Records excerpted from a collection:
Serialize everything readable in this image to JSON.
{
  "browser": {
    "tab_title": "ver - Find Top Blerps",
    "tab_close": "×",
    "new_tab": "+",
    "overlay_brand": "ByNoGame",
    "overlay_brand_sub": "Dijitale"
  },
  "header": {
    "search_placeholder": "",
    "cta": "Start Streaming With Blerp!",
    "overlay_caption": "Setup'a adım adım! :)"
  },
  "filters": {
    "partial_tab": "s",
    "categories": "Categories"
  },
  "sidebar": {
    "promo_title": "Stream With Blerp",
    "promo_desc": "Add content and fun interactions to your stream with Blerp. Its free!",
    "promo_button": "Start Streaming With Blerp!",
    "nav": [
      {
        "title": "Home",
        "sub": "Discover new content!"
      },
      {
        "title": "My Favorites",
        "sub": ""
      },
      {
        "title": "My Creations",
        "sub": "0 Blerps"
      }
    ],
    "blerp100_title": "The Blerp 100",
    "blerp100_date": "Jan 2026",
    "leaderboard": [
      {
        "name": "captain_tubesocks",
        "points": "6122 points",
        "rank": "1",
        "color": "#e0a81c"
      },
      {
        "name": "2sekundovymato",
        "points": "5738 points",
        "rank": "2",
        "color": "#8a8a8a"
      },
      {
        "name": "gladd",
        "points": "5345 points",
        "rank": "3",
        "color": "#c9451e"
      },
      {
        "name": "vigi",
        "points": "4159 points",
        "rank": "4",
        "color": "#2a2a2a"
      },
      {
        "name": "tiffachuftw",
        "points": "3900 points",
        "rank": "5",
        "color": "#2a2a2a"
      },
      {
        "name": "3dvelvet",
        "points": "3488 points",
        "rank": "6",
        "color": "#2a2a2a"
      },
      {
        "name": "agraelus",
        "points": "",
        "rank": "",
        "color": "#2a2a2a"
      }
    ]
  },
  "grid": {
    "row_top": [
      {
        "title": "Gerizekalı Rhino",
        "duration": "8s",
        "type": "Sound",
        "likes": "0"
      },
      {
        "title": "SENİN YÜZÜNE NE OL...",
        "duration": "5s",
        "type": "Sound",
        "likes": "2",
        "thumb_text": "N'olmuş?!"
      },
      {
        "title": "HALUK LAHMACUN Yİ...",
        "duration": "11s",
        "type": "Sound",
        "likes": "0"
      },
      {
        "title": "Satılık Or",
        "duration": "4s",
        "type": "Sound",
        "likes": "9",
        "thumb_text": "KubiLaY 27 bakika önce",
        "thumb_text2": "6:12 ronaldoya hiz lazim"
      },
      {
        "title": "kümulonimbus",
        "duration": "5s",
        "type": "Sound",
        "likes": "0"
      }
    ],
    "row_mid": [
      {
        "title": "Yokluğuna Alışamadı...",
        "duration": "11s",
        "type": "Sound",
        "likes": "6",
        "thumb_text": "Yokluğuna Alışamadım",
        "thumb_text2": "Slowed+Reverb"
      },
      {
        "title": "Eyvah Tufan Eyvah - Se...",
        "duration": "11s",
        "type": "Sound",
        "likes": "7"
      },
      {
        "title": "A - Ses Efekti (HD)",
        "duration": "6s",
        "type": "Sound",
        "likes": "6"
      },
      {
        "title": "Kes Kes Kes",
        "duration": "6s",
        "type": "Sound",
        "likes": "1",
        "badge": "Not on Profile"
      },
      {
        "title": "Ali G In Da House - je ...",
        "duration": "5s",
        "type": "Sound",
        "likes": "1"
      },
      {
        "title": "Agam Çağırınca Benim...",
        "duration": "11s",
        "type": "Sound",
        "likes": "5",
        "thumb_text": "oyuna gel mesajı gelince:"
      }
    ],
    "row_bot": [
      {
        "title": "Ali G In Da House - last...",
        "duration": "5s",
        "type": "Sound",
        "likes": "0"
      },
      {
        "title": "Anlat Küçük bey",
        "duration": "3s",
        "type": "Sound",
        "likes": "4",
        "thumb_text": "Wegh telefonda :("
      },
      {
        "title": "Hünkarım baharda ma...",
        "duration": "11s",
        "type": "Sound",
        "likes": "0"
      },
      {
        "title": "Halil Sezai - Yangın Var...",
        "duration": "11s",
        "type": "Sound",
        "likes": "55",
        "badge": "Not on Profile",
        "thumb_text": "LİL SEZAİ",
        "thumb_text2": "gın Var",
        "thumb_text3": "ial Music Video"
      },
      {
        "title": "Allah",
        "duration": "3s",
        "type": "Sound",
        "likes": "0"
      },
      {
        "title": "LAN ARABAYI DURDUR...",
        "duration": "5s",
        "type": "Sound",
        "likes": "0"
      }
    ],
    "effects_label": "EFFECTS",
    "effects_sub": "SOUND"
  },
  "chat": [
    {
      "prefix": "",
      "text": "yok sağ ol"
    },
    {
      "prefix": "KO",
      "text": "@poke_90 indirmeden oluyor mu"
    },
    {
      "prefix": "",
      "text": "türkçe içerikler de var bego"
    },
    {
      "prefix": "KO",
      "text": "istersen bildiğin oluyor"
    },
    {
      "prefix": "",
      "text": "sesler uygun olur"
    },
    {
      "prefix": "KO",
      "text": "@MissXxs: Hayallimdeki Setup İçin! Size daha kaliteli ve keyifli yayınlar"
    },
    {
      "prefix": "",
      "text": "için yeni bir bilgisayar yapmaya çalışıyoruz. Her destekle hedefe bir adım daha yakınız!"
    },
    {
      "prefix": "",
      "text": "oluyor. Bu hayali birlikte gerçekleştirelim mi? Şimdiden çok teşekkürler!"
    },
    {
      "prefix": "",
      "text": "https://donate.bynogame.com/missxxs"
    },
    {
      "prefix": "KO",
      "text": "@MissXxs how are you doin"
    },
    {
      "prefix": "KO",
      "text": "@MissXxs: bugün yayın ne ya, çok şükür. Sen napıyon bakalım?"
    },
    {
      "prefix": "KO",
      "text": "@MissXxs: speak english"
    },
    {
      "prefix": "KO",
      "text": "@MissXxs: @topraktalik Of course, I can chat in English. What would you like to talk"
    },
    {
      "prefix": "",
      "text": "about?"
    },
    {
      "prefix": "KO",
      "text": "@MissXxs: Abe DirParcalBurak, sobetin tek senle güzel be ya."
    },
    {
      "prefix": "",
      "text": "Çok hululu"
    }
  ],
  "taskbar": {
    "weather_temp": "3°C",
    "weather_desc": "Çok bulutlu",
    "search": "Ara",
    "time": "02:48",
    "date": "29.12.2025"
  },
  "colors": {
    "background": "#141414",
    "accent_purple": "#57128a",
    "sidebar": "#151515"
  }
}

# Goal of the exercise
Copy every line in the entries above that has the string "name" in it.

# Answer space
        "name": "captain_tubesocks",
        "name": "2sekundovymato",
        "name": "gladd",
        "name": "vigi",
        "name": "tiffachuftw",
        "name": "3dvelvet",
        "name": "agraelus",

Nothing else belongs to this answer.